Scary monsters

Man, Beast and Zombie: what science can and cannot tell us about human nature

Kenan Malik <em>Weid

The subtitle is a bit of a come-on. This is really a work of opinion: Kenan Malik does review a good deal of scientific literature, but most of it is speculative and so are his own counter-propositions. Essentially, Malik argues for the humanistic view - man as "Man", a wholly exceptional being with unique attributes of language, culture, consciousness and free will. He opposes the naturalistic view - man as "Beast", an animal like any other - and the mechanistic one - man as "Zombie", a bit of jargon meaning an entity that appears conscious, but is really an automaton.

Humanism was a product of the 18th-century Enlightenment; it struggled to cope with Darwinism, and it died horribly in the Holocaust, which "stripped Man of his dignity". Since 1945, the Beast and Zombie models have dominated scientific thinking. James Watson, of DNA fame, has said: "There is only one science: physics. Everything else is social work."

In other words, the mind is merely what the brain does. It has no existence at the molecular level, and therefore no real existence at all. Malik does not hold to this. He believes the natural science of genes and molecules is the wrong tool for studying the mind, and anyone who tries it is like the drunk searching for his keys under a streetlamp, 50 yards from where he dropped them, just because "that's where the light is".

Malik does not dispute the selfish-gene theory, but, he maintains, "we are not solely evolved beings". He thinks the prehistoric development of language produced a phenomenon that natural selection alone cannot account for - "because language allows us to participate in a community, to communicate and to relate our minds to those of others, it makes consciousness possible . . . It is language and culture that turn brain into mind."

By contrast, he says, his cat is no more conscious than his laptop. Animals, contrary to fashionable thinking, are neither truly individual nor truly social because they do not "transcend" their biology, whereas apparently we do. A zebra herd is not a society, nor is a tribe of chimps: the animals just do what their genes tell them and do not forge their own progress. Malik compares this unfavourably with the spectacle of "a nation struggling against political tyranny, or a youth culture spontaneously adopting a particular fashion".

You might think he shoots himself in the foot with that last example, one of the most mindless aspects of human behaviour and one of the most obviously gene-driven: imitative courtship display. Malik does rather better when talking about Nato. "There are no social atoms or molecules of mind," he admits, but social and mental phenomena are real just the same. Nato, a mere concept, a set of relationships, can blow things up. By a process unknown to James Watson's philosophy, "social work" gets physical.

As for the Holocaust, Malik ascribes it to "specific social and historical conditions", not to something nasty in the genetic woodshed. However, he believes that free will overrides cultural as well as biological forces: "You are a bit of both, but you are also your ability to transcend both."
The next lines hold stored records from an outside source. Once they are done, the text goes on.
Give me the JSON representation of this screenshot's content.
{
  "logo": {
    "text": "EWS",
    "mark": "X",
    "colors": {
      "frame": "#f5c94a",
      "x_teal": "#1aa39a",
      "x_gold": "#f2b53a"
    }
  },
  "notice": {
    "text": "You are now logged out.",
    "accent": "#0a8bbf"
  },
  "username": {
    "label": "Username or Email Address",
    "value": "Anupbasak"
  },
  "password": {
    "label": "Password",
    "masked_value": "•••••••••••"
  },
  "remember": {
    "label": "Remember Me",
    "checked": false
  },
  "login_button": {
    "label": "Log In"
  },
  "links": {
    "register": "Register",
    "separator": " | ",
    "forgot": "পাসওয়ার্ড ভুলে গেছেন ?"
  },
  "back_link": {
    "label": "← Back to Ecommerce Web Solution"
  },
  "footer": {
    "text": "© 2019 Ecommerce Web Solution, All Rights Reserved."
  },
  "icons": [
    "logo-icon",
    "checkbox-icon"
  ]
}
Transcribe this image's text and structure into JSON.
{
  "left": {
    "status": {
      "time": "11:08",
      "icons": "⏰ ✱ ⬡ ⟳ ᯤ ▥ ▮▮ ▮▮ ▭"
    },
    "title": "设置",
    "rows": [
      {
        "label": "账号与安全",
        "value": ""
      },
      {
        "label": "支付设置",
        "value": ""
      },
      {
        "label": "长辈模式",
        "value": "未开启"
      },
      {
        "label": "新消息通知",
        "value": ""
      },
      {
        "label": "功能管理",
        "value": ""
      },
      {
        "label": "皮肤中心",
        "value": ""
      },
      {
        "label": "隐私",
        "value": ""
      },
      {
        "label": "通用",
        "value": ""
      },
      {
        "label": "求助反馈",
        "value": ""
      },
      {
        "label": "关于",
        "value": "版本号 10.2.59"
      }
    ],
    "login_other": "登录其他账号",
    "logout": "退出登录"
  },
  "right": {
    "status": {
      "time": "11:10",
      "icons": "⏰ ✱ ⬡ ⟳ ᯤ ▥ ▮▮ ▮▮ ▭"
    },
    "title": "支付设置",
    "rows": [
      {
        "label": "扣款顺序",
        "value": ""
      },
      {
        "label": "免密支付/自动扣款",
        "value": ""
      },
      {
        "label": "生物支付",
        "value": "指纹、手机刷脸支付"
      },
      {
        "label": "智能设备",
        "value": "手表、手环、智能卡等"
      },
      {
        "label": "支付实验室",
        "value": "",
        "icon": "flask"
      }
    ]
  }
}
Which seems like common sense, but then common sense says that the sun goes round the earth. And if free will rules, then the Holocaust was not caused by impersonal "conditions", but by a large representative sample of humans deliberately choosing evil. So perhaps we should fear what lies behind that woodshed door, after all. Malik is committed to optimism, though, and defies the "Lara Croft theory of history", which, he claims, science is imposing on us. You may need to have played Tomb Raider on your computer to grasp this fully. The formidable heroine of the game, Lara, can do all sorts of amazing things. "But she cannot escape the narrative that has already been chosen for her." Not so, Malik insists, with real people.

As computer power increases, the fixed linear storyline may no longer apply to games either. But Malik is not unduly impressed by computers; he doubts, for instance, that they will ever become conscious. The cerebral cortex has 20 billion times more wiring connections than the most powerful computers yet devised. And even if machines were to wake up and smell the coffee one day, Malik contends that this would not make them human; nor would it mean that we are really just machines. Although his logic is not always irresistible, the case he makes for human exceptionalism is a serious one.

Hugo Barnacle is a novelist and critic

This article first appeared in the 23 October 2000 issue of the New Statesman, Why Brown should hold his nerve